Helene is the only woman who has actually gotten to see her biography quilt. Her son was selling some of her things at his garage sale, including a big cardboard box of her knitting samples and wooden knitting needles. When I asked, he explained that during World War 2, his mom worked at RCA helping to develop cathode ray tubes. Later, she knit one-of-a-kind sweaters for exclusive shops. Each of the samples in the box had a card with instructions.
I sewed the samples together, using some netting as a backing (you can see the netting at the bottom, where I used the paler samples and spread them farther apart). After this sample-front was finished, I sewed the instruction cards together to make an additional backing, over the netting. The wooden hanger is reinforced by heavy wiring to get the elbows out.

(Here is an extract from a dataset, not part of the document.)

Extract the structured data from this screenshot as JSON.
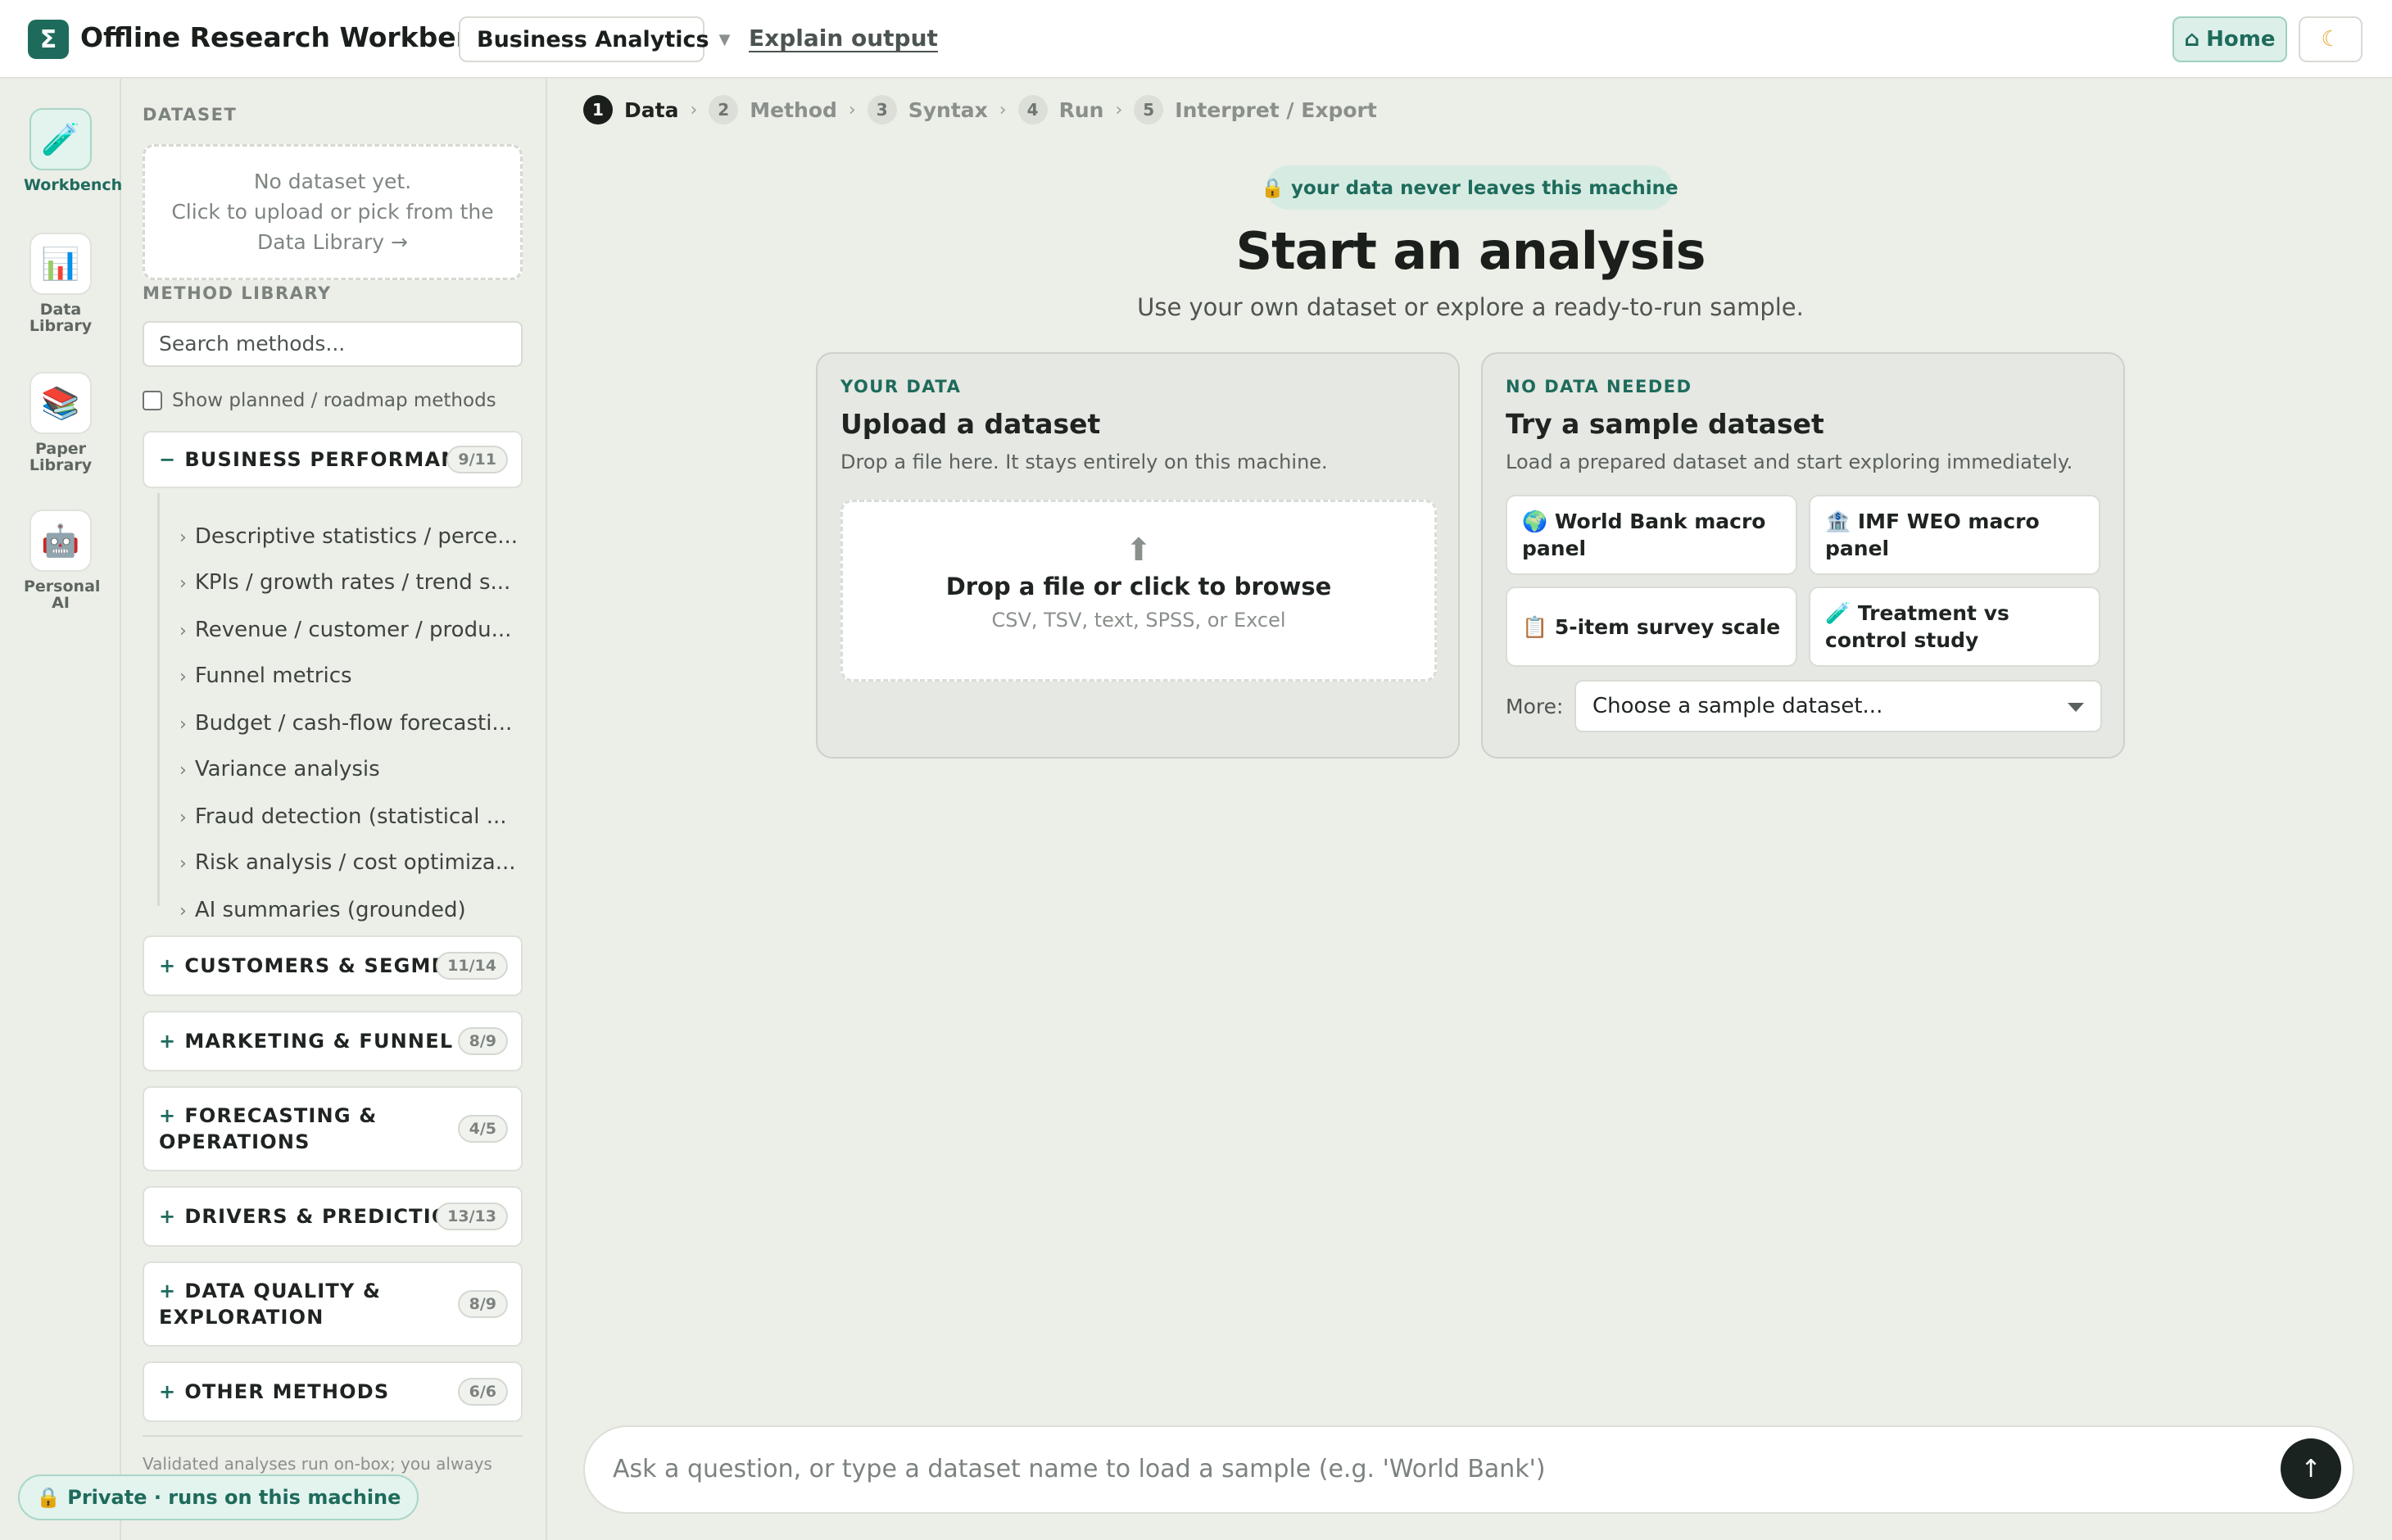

In a nod to her work at RCA, I printed some images on cloth and sewed them on. Then I wrote to her son, and asked if his mother (in her 90's) would like to see it. She would. I brought it to her house, and laid it carefully on the floor. She studied it silently for a long time. I mentioned that I would have liked to include some actual cathode tubes in the piece, but hadn't been able to find any. "Oh, I have some" said Helene, and she gave me some very small ones that I sewed right in. She seemed pleased.
The RCA logo is based on a painting, His Master's Voice, showing a dog listening to a gramophone recording. Here are 3 different versions of the logo: a black-and-white image, the same image used a motif in a mola, and barely visible on a record label. The 2 tubes that Helene gave me are stitched right onto the quilt.
I din't get a great deal of textile material at this sale, but I got a whole life history. The man running the sale was kind enough to send me a letter, telling me all about Minnie.
Minnie Harrison was born in West Virginia in 1879 and lived to be 93. She left the family farm and worked as a cook before returning and getting married. They moved to Detroit, then New York City. She had four children. One boy, Paul, died on a train while they were taking him to a doctor. The conductor asked them not to tell anyone, and they just carried him off the train. Minnie had a dream and envisioned a church. In New York, she saw the church of her dream. It was a Catholic church, and she and her children converted (the family in West Virginia was Baptist). Minnie was one of the first women to work for the Brooklyn Dodgers. In about 1960, Minnie came to live with her daughter in Nutley, NJ and stayed until her death.
The tools in this quilt belonged to Minnie, and she made the crochet. I sewed salvaged fabric into a background that has the same 'flavor' as a quilt made by Minnie (which I saw at the sale but was unable to buy).
In this (admittedly pitiful) photo, you can just barely see 2 photos of Minnie: one of her sitting and sewing a quilt, the other with her on her knees, on the floor with her quilt. I found a baseball at another garage sale, and cut it open to include it in this quilt.